Seven years and ~20 libraries later, my beliefs have evolved. I still appreciate the geeked out notions of taxonomy and coded classification as described above. However, approaches have trended towards a simpler future.
When working with a new system, we’ll usually:
- Start with Visual Style. This category may be alternatively referred to as visual language, design language, or something else. But we’ve seen designers and devs in usability tests of a style guide accurately predict what’s in the Visual Style section: color, type, icons, and less often things like space, photography, and other properties. It’s also different from components because it’s properties of things, not the things themselves.
- Call things Elements and Components rather than Atoms and Molecules, or whatever other platform-specific or metaphor-rich jargon is being considered. Again, to be clear: Atomic Design is awesome, but most libraries employ less metaphorical terms such as components for reusable parts.
- Don’t distinguish Elements from Components. Just call them all Components. Sure, HTML is made of elements (P, LI, BUTTON, INPUT). But the line between what’s an element versus what’s a component is subjective. It’s annoying to constantly debate. It creates confusion in finding things. So why bother? It’s a longer list, but they’ll always find Buttons and Forms and Lists in that single place.

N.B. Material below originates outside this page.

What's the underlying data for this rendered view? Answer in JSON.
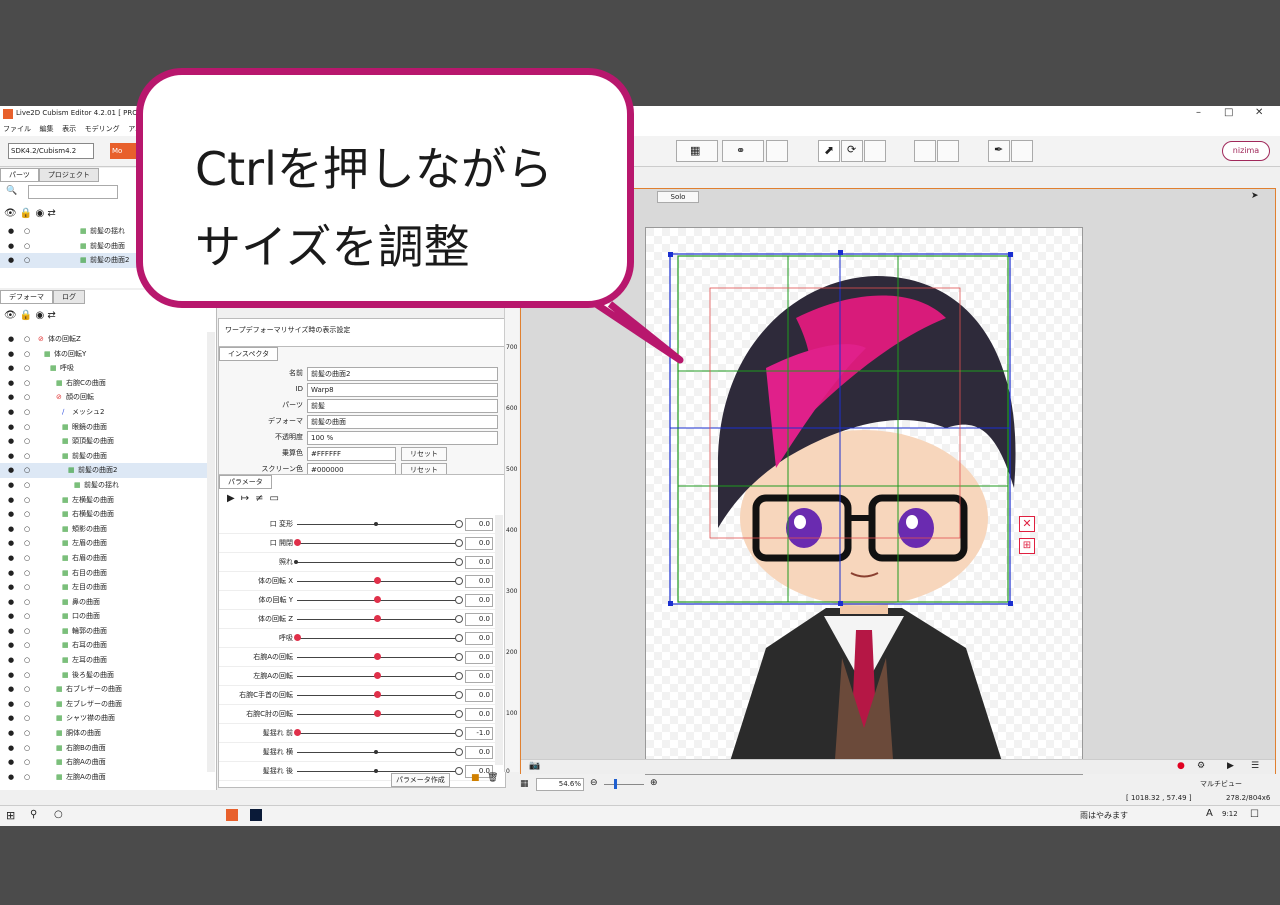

- Even invisible things are Components. The invisible table-based layout scaffolding of yesterday is gone, but even Grids and/or Layouts can reasonably be called components.
- Components can contain Components. “Our HTML layouts are so hierarchical, so what if this thing is inside a component?” “So what. A component contains a component. It happens.” “Oh, ok. I guess it’s not that big a deal.”
- Distinguish Components from Patterns. So, let’s break with our trend of simplifying to persist an age old adage: patterns are principled guidance to interpret (not necessarily transformed into reusable code) whereas components are prescriptive objects coded for use. You can even have a Sign In pattern (encapsulating behaviors and tone across platforms) aligned with an iOS Sign In component and even multiple web-based Sign In components. Say what?
- Centralize guidance around objects you use (Components), but still have sections of across-object guidances that’s relevant. If you are trying to teach your team how to use “Sign In” instead of “Log In,” the best place to put that editorial guidance is on the Sign In component (errr, or pattern) documentation page. Nevertheless, such guidance could also make it’s way into a word list accessed via an Voice and Tone or Editorial section.